Entries from a dataset of interfaces:

=== Begin Enclosure ===

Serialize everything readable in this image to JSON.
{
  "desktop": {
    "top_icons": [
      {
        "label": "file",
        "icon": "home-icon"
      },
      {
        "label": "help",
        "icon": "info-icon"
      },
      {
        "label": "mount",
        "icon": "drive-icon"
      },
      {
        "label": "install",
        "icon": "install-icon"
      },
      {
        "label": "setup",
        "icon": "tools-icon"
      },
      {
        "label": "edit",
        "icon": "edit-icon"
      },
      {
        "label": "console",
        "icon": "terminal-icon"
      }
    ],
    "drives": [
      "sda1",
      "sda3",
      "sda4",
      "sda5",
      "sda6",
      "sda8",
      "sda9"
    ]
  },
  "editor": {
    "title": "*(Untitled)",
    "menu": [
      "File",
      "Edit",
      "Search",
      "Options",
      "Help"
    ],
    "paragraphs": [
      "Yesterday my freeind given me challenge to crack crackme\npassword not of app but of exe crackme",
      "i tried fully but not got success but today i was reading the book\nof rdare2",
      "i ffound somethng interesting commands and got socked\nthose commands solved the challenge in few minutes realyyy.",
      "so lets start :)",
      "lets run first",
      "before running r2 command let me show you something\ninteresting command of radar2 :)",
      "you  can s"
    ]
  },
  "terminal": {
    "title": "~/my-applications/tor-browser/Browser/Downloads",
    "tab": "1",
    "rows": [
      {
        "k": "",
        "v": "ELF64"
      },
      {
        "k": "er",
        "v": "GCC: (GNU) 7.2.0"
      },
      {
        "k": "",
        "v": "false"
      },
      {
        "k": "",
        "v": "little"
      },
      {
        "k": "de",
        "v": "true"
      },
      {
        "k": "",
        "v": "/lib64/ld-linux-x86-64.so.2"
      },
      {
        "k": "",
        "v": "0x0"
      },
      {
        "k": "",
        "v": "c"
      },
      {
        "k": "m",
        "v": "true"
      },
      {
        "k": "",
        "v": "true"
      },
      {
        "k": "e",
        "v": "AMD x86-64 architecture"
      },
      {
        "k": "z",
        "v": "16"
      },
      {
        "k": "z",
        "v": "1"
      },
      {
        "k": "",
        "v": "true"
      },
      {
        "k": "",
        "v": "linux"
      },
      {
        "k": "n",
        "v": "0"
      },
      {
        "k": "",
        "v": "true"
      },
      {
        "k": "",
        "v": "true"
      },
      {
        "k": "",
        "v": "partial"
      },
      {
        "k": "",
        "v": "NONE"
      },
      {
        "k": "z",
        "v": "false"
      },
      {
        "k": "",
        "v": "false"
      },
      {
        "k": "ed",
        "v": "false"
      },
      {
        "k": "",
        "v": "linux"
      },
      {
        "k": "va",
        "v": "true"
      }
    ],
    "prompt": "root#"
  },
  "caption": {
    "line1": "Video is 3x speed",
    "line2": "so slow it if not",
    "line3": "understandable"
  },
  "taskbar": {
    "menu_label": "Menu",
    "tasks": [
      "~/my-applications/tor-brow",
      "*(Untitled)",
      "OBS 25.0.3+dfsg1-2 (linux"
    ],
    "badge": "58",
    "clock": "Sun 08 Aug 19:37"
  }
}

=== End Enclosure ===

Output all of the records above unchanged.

Serialize everything readable in this image to JSON.
{
  "desktop": {
    "top_icons": [
      {
        "label": "file",
        "icon": "home-icon"
      },
      {
        "label": "help",
        "icon": "info-icon"
      },
      {
        "label": "mount",
        "icon": "drive-icon"
      },
      {
        "label": "install",
        "icon": "install-icon"
      },
      {
        "label": "setup",
        "icon": "tools-icon"
      },
      {
        "label": "edit",
        "icon": "edit-icon"
      },
      {
        "label": "console",
        "icon": "terminal-icon"
      }
    ],
    "drives": [
      "sda1",
      "sda3",
      "sda4",
      "sda5",
      "sda6",
      "sda8",
      "sda9"
    ]
  },
  "editor": {
    "title": "*(Untitled)",
    "menu": [
      "File",
      "Edit",
      "Search",
      "Options",
      "Help"
    ],
    "paragraphs": [
      "Yesterday my freeind given me challenge to crack crackme\npassword not of app but of exe crackme",
      "i tried fully but not got success but today i was reading the book\nof rdare2",
      "i ffound somethng interesting commands and got socked\nthose commands solved the challenge in few minutes realyyy.",
      "so lets start :)",
      "lets run first",
      "before running r2 command let me show you something\ninteresting command of radar2 :)",
      "you  can s"
    ]
  },
  "terminal": {
    "title": "~/my-applications/tor-browser/Browser/Downloads",
    "tab": "1",
    "rows": [
      {
        "k": "",
        "v": "ELF64"
      },
      {
        "k": "er",
        "v": "GCC: (GNU) 7.2.0"
      },
      {
        "k": "",
        "v": "false"
      },
      {
        "k": "",
        "v": "little"
      },
      {
        "k": "de",
        "v": "true"
      },
      {
        "k": "",
        "v": "/lib64/ld-linux-x86-64.so.2"
      },
      {
        "k": "",
        "v": "0x0"
      },
      {
        "k": "",
        "v": "c"
      },
      {
        "k": "m",
        "v": "true"
      },
      {
        "k": "",
        "v": "true"
      },
      {
        "k": "e",
        "v": "AMD x86-64 architecture"
      },
      {
        "k": "z",
        "v": "16"
      },
      {
        "k": "z",
        "v": "1"
      },
      {
        "k": "",
        "v": "true"
      },
      {
        "k": "",
        "v": "linux"
      },
      {
        "k": "n",
        "v": "0"
      },
      {
        "k": "",
        "v": "true"
      },
      {
        "k": "",
        "v": "true"
      },
      {
        "k": "",
        "v": "partial"
      },
      {
        "k": "",
        "v": "NONE"
      },
      {
        "k": "z",
        "v": "false"
      },
      {
        "k": "",
        "v": "false"
      },
      {
        "k": "ed",
        "v": "false"
      },
      {
        "k": "",
        "v": "linux"
      },
      {
        "k": "va",
        "v": "true"
      }
    ],
    "prompt": "root#"
  },
  "caption": {
    "line1": "Video is 3x speed",
    "line2": "so slow it if not",
    "line3": "understandable"
  },
  "taskbar": {
    "menu_label": "Menu",
    "tasks": [
      "~/my-applications/tor-brow",
      "*(Untitled)",
      "OBS 25.0.3+dfsg1-2 (linux"
    ],
    "badge": "58",
    "clock": "Sun 08 Aug 19:37"
  }
}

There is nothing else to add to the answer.